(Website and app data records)
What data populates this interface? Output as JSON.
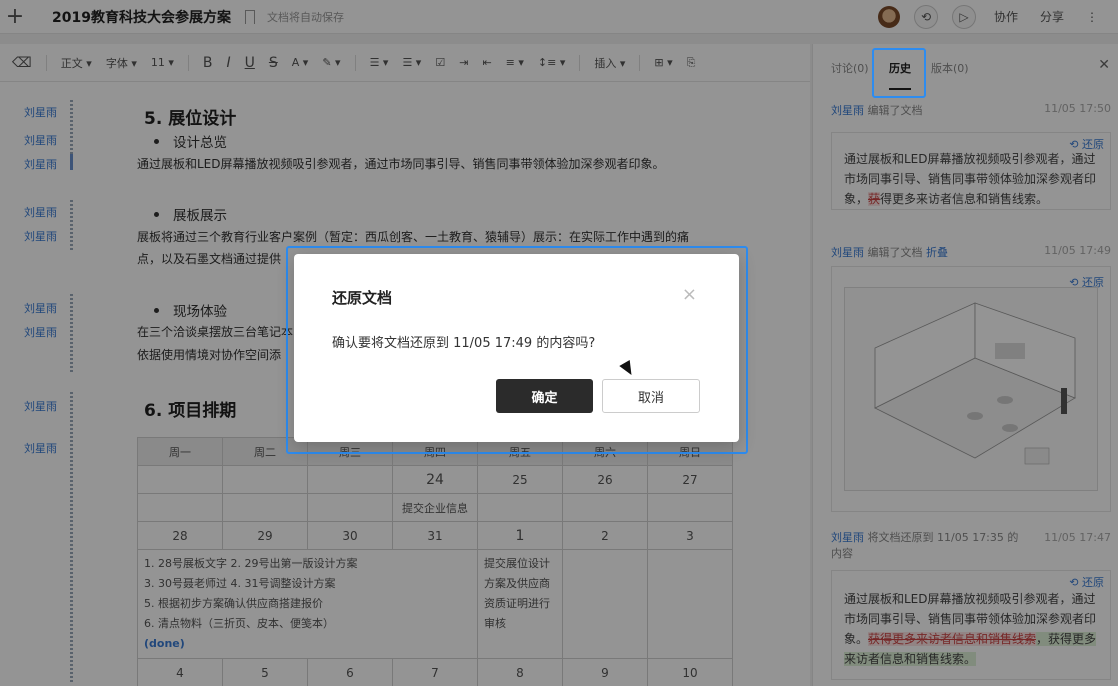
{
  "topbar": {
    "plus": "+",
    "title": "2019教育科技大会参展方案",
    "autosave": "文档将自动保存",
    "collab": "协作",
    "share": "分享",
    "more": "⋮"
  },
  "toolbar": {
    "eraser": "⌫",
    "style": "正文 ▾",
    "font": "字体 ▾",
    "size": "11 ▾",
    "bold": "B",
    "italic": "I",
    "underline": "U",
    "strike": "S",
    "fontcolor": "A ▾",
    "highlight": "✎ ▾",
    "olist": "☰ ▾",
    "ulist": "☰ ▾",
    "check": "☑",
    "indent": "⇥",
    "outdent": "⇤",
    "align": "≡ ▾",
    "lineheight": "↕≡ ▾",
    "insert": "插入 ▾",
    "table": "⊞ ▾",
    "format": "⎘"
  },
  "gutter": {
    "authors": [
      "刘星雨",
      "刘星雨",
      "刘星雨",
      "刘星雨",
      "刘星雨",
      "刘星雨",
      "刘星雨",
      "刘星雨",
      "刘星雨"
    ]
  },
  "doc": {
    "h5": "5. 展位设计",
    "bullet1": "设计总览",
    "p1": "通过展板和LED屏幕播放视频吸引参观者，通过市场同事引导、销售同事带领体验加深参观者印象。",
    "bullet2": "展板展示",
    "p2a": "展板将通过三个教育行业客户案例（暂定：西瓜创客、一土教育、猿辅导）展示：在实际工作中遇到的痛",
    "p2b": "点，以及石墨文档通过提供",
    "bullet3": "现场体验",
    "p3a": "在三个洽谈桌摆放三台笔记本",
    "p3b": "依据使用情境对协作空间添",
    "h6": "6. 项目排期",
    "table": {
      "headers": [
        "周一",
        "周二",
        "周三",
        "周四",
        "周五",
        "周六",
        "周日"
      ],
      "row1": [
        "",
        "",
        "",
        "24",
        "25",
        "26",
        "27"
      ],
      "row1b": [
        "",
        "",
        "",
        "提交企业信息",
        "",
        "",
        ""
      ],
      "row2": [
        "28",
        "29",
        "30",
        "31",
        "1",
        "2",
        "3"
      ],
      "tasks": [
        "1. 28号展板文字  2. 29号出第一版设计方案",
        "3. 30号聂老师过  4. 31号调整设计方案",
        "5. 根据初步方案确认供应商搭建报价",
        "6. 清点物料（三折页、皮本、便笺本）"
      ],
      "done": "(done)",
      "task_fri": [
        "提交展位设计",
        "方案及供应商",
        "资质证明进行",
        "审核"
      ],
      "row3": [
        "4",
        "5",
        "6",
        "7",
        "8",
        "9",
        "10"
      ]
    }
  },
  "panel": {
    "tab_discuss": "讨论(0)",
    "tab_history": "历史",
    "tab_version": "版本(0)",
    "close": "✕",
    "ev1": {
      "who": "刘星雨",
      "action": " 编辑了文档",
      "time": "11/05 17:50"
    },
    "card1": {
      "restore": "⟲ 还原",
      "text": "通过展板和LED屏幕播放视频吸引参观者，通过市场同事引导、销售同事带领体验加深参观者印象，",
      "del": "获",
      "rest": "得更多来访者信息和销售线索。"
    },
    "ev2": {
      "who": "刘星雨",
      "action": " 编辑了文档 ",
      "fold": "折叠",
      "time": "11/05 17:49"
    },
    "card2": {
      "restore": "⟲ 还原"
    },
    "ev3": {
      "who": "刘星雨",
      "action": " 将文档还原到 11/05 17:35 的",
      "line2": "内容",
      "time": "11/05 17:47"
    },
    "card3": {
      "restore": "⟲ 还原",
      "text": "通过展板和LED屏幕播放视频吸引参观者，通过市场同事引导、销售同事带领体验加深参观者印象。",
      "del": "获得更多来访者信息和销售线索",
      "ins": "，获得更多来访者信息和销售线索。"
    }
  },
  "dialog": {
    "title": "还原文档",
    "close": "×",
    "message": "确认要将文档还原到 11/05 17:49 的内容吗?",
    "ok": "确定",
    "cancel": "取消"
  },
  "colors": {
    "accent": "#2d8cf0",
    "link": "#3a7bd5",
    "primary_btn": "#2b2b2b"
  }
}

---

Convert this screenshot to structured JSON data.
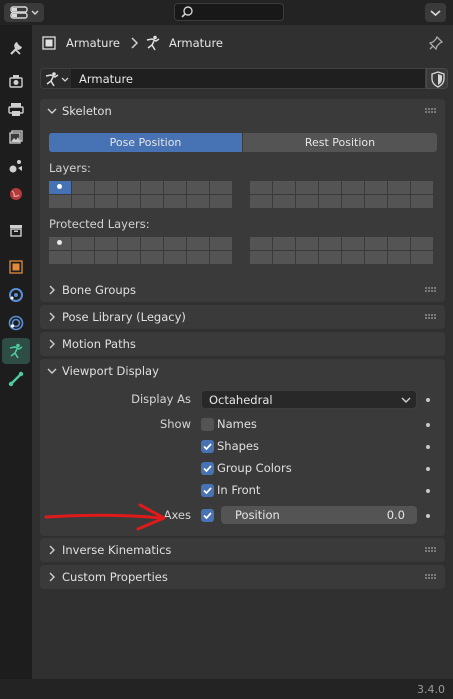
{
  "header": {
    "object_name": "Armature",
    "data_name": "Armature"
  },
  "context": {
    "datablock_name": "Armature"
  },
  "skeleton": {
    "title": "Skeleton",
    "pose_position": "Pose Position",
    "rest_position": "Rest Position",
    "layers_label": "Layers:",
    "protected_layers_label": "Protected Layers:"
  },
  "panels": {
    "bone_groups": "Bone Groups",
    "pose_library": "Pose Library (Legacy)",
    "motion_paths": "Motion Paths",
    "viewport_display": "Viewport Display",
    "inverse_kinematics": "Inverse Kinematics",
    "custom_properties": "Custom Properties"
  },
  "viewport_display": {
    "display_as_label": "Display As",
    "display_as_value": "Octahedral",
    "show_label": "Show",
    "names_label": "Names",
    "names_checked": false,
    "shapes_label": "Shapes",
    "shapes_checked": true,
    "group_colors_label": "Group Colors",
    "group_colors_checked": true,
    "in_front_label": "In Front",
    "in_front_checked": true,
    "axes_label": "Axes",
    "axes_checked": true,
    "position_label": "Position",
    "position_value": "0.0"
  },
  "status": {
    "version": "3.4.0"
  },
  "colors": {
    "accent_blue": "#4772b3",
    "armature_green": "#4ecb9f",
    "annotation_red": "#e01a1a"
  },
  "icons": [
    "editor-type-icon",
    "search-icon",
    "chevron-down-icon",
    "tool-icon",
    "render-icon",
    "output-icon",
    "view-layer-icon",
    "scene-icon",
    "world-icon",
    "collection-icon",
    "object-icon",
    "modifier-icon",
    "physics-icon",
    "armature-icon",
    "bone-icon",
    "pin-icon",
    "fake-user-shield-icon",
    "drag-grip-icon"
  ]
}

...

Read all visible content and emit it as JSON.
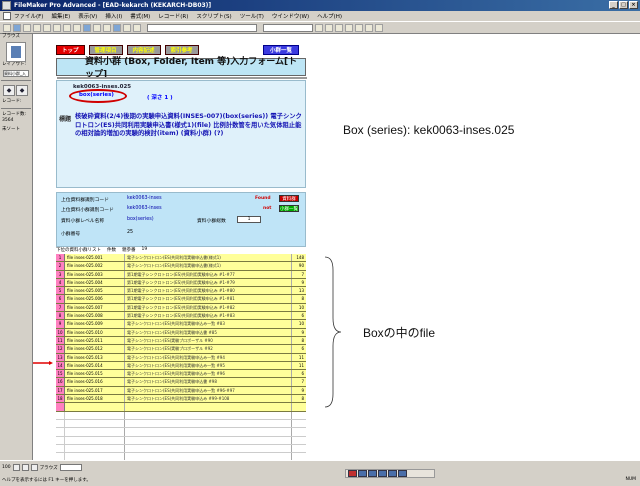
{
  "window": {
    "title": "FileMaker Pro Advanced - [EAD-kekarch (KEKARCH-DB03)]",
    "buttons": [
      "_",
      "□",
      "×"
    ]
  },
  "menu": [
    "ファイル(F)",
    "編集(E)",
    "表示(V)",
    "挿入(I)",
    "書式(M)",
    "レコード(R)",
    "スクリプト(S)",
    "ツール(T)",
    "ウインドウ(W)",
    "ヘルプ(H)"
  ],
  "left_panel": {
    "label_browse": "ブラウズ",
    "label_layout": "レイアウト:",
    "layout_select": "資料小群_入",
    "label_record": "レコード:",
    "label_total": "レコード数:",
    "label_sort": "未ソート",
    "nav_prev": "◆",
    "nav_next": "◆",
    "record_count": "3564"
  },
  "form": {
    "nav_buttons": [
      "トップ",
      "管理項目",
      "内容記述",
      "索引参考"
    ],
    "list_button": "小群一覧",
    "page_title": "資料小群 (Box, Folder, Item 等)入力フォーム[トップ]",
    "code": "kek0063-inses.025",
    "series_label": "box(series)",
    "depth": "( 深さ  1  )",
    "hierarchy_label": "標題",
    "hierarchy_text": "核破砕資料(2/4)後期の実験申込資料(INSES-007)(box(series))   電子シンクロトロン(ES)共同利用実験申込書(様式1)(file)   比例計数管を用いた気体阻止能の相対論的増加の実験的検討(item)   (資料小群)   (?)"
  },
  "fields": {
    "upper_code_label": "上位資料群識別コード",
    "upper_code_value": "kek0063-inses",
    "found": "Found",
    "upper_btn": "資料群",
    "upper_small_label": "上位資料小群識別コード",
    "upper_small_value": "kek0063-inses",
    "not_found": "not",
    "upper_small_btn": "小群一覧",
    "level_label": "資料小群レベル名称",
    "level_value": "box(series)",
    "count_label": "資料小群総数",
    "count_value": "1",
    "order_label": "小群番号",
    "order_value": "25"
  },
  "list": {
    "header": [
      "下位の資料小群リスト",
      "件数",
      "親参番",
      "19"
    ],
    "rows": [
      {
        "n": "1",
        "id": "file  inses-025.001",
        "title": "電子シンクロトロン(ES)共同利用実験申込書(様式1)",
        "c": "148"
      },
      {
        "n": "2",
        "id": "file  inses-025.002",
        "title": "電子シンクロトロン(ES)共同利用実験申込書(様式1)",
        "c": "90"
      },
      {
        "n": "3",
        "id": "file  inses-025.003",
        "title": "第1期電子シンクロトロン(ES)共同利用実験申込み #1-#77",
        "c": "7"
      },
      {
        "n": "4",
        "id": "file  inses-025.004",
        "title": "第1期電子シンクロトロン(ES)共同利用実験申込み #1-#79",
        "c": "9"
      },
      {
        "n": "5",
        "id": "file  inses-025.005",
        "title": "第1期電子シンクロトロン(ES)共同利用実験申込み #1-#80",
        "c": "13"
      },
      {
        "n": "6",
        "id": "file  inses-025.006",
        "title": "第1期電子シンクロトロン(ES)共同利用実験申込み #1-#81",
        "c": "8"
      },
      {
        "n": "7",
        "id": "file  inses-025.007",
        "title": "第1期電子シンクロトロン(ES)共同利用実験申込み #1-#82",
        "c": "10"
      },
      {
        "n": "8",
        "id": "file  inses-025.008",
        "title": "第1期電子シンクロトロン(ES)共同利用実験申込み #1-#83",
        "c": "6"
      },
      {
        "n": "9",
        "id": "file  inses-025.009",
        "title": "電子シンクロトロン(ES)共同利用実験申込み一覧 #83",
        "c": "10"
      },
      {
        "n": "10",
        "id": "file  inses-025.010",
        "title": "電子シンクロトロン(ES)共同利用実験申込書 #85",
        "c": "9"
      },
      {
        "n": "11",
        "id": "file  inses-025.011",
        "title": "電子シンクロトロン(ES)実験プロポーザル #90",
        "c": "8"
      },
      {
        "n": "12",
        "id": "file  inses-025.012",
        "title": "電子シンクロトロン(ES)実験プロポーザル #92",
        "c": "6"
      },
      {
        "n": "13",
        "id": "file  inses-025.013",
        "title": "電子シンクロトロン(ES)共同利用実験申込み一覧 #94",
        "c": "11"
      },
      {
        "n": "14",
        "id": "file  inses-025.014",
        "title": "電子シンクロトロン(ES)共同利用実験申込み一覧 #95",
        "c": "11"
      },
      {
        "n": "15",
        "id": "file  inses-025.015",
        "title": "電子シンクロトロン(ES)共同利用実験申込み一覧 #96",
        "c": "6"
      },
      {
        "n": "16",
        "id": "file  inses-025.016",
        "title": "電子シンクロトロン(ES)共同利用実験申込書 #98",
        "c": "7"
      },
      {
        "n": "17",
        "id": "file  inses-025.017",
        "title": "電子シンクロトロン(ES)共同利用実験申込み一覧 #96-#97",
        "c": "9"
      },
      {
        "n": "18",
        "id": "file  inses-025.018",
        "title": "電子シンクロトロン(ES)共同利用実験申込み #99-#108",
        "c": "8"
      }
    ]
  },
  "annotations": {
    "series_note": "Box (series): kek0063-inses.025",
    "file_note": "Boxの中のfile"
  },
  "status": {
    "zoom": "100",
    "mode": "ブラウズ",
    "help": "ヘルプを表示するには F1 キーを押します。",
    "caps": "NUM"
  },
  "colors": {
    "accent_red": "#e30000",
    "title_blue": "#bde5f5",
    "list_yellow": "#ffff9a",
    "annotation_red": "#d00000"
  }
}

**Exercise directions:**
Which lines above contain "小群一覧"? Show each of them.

**Output of the exercise:**
    "list_button": "小群一覧",
    "upper_small_btn": "小群一覧",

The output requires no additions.